"He had a dope flow," Wreckonize told www.hiphopgame.com. "It was close because Blind Fury surprised everyone."
But Wreck wasn't into Fury's lyrics. "I wasn't too sure about that whole gangster image he kicked."
The gangster talk Fury drops is amusing, Venom said.
"He had a line, 'When you see me in the street, I hold heat,' " she said. "I don't want to be a part of your crew if you're holding heat."
Maybe Fury is as steady as Hauer was with the sword in the movie. Maybe.
What is certain is that Fury doesn't surprise anyone now.

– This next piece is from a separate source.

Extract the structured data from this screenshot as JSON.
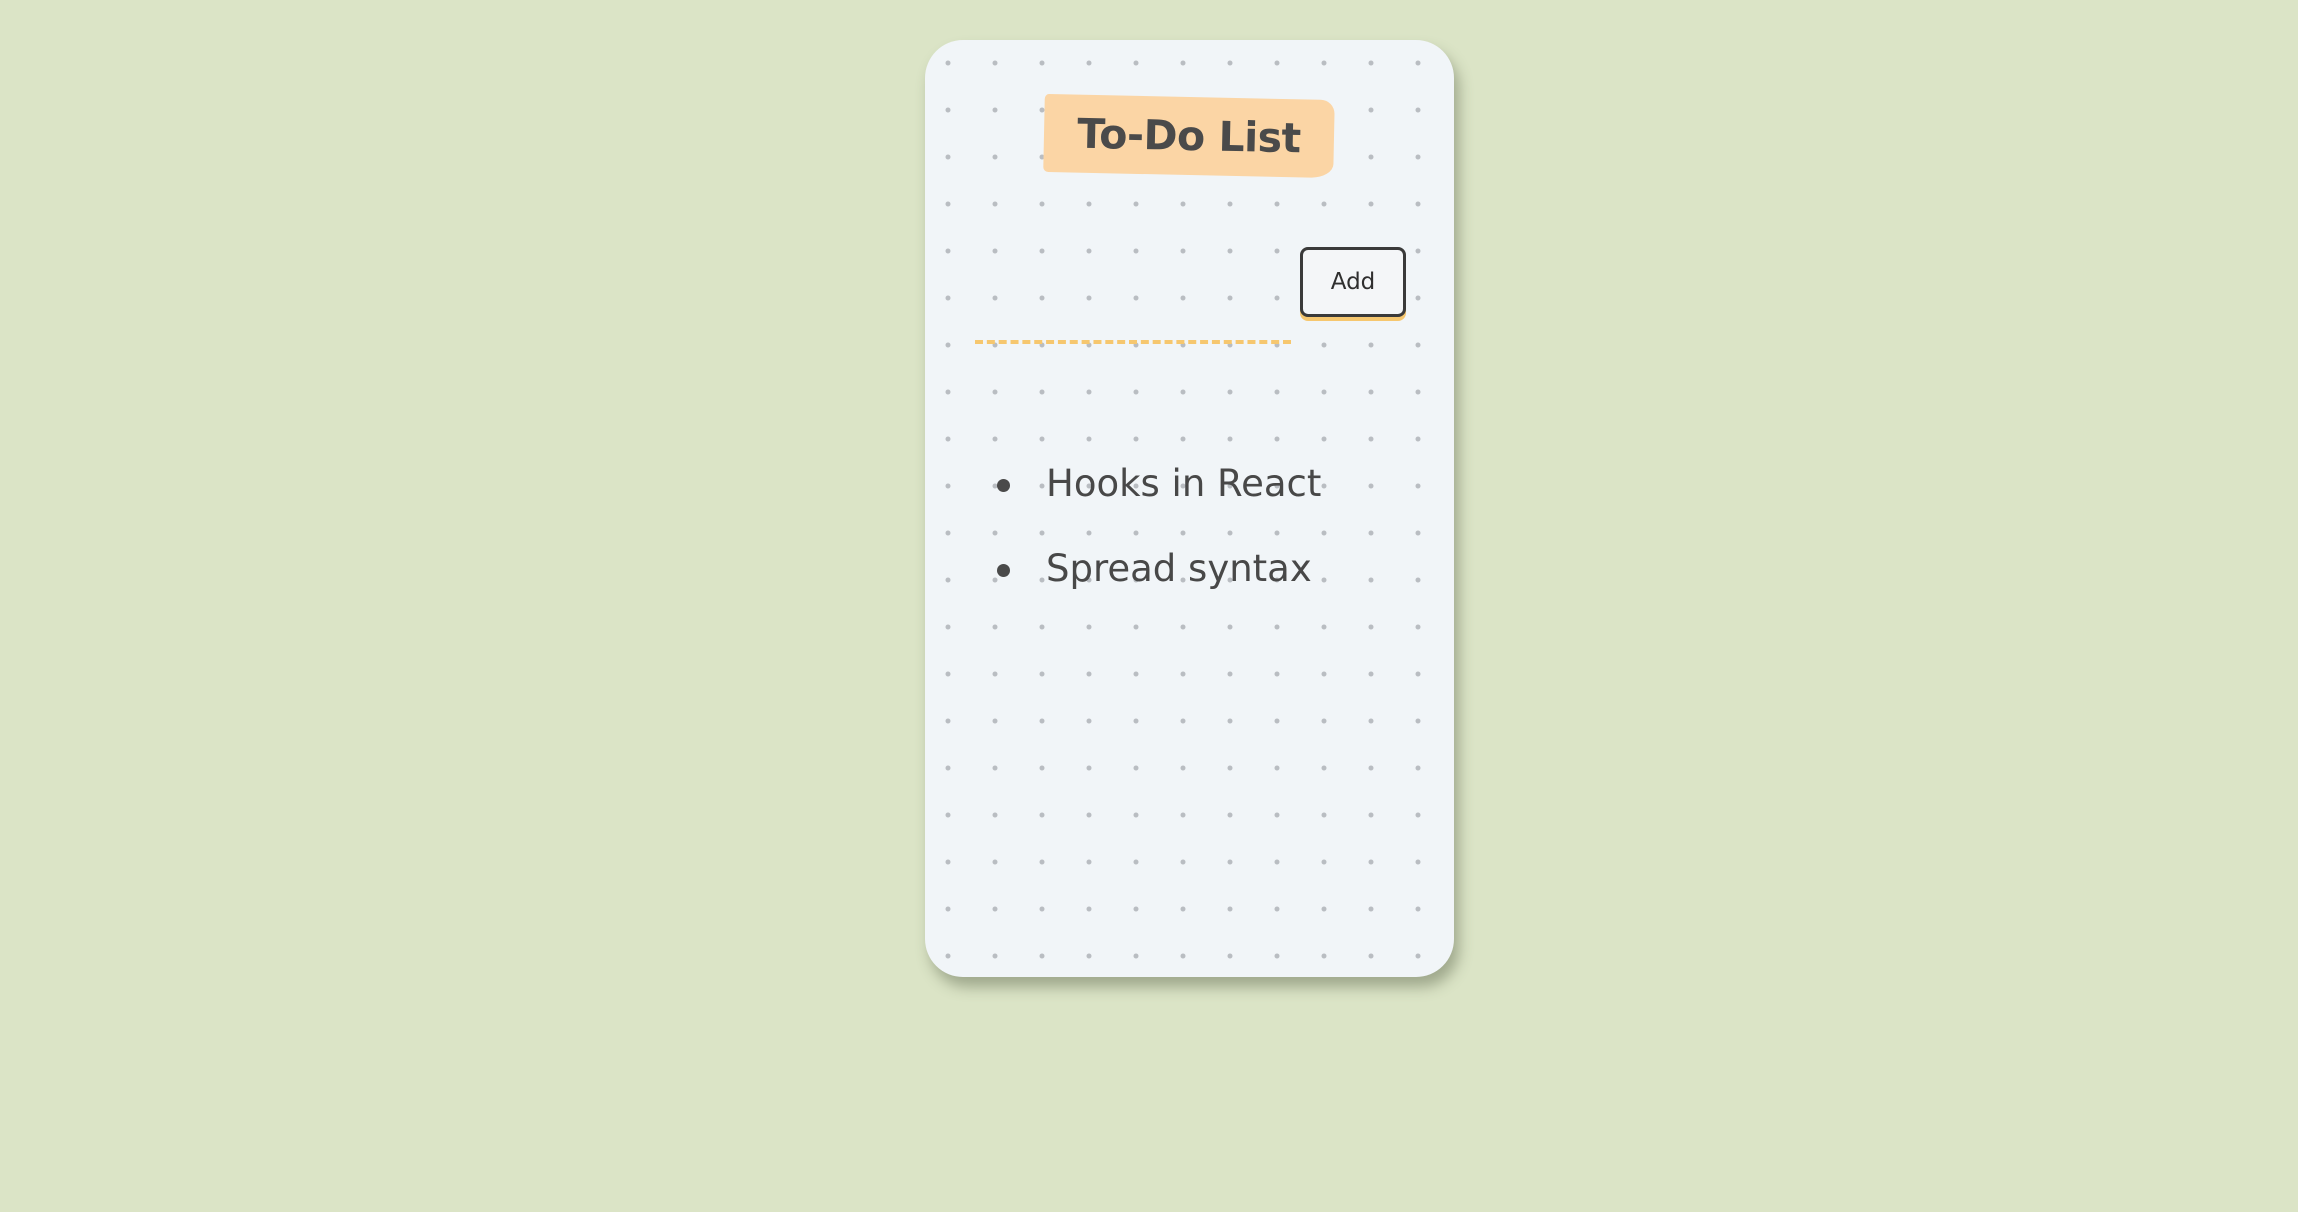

At the End of the Weak Grand Championships in New York this summer, Fury battled big underground names such as Reef The Lost Cauze, Breez Evahflowin' and Pumpkinhead.
Someday, Fury wants the battling to stop.
"I don't want to be cast as a battle rapper," Fury said. "A true lyricist can battle and make songs.
"Battlin' on the street corner is not sellin'. Battlin' is good for publicity, having fun and letting off steam."
On the "Gifted" EP, Fury makes songs around a direct, stone-cold flow. His topics have cohesiveness that less-practiced rappers lack.
And those guys get to write down their rhymes. Like Jay-Z, who is famous for not putting his lyrics on paper, Fury has to record his ideas immediately or commit the words to memory.
"Rhymes hit me in the most inopportune moments. I could be chillin' around no booth, no recorder," he said.
"It's a lot of stuff I spit that you'll never hear because it's never been recorded. It's some of the hottest."
Even hotter is the fact that Fury programs most of his beats, plays the keyboards and sings the hooks on his records.
"He did everything on there," Jiles said. "Every song you hear on there is him. I call him Beethoven."
Who, after all, wrote some def jams.
Reach Taylor at (803) 771-8362 or firstname.lastname@example.org